Your task: Output the whole listing below exactly, omitting the images.

>>

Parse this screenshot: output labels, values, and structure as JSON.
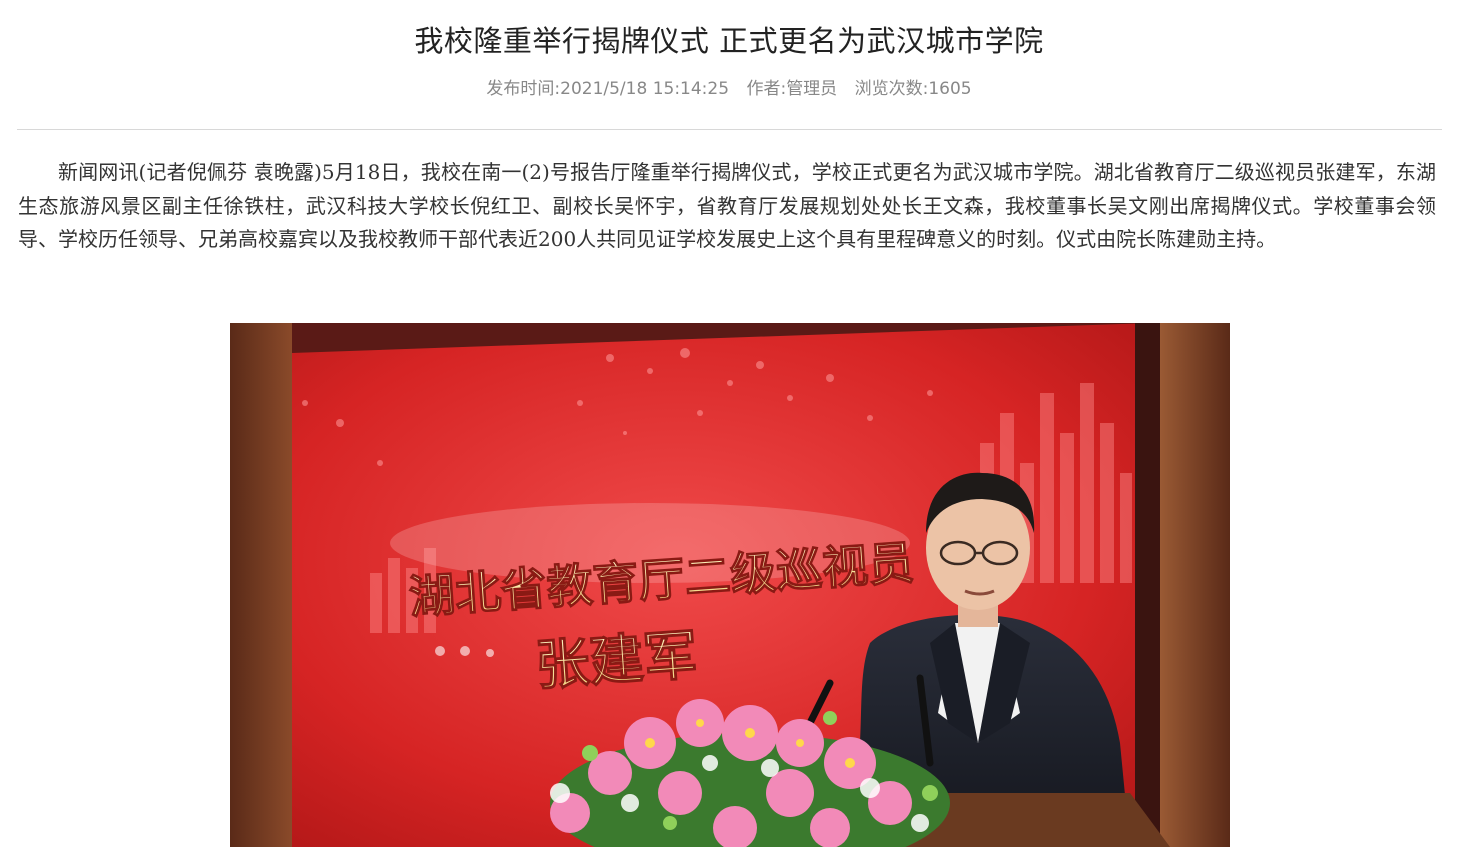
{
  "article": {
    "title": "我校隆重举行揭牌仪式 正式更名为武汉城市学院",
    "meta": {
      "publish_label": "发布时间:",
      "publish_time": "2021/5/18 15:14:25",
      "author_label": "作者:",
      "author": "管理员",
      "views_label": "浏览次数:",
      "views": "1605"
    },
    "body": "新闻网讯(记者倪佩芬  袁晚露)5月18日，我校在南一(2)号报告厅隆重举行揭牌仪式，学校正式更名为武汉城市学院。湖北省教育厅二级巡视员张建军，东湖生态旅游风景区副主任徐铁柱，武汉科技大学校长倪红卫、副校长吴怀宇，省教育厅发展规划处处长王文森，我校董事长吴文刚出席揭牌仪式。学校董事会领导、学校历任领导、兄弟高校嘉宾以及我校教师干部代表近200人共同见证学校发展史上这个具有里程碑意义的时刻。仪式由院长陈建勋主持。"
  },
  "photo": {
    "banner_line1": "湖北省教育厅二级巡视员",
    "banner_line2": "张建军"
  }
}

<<

Reply to the exercise:
Parse this screenshot: output labels, values, and structure as JSON.
{
  "article": {
    "title": "我校隆重举行揭牌仪式 正式更名为武汉城市学院",
    "meta": {
      "publish_label": "发布时间:",
      "publish_time": "2021/5/18 15:14:25",
      "author_label": "作者:",
      "author": "管理员",
      "views_label": "浏览次数:",
      "views": "1605"
    },
    "body": "新闻网讯(记者倪佩芬  袁晚露)5月18日，我校在南一(2)号报告厅隆重举行揭牌仪式，学校正式更名为武汉城市学院。湖北省教育厅二级巡视员张建军，东湖生态旅游风景区副主任徐铁柱，武汉科技大学校长倪红卫、副校长吴怀宇，省教育厅发展规划处处长王文森，我校董事长吴文刚出席揭牌仪式。学校董事会领导、学校历任领导、兄弟高校嘉宾以及我校教师干部代表近200人共同见证学校发展史上这个具有里程碑意义的时刻。仪式由院长陈建勋主持。"
  },
  "photo": {
    "banner_line1": "湖北省教育厅二级巡视员",
    "banner_line2": "张建军"
  }
}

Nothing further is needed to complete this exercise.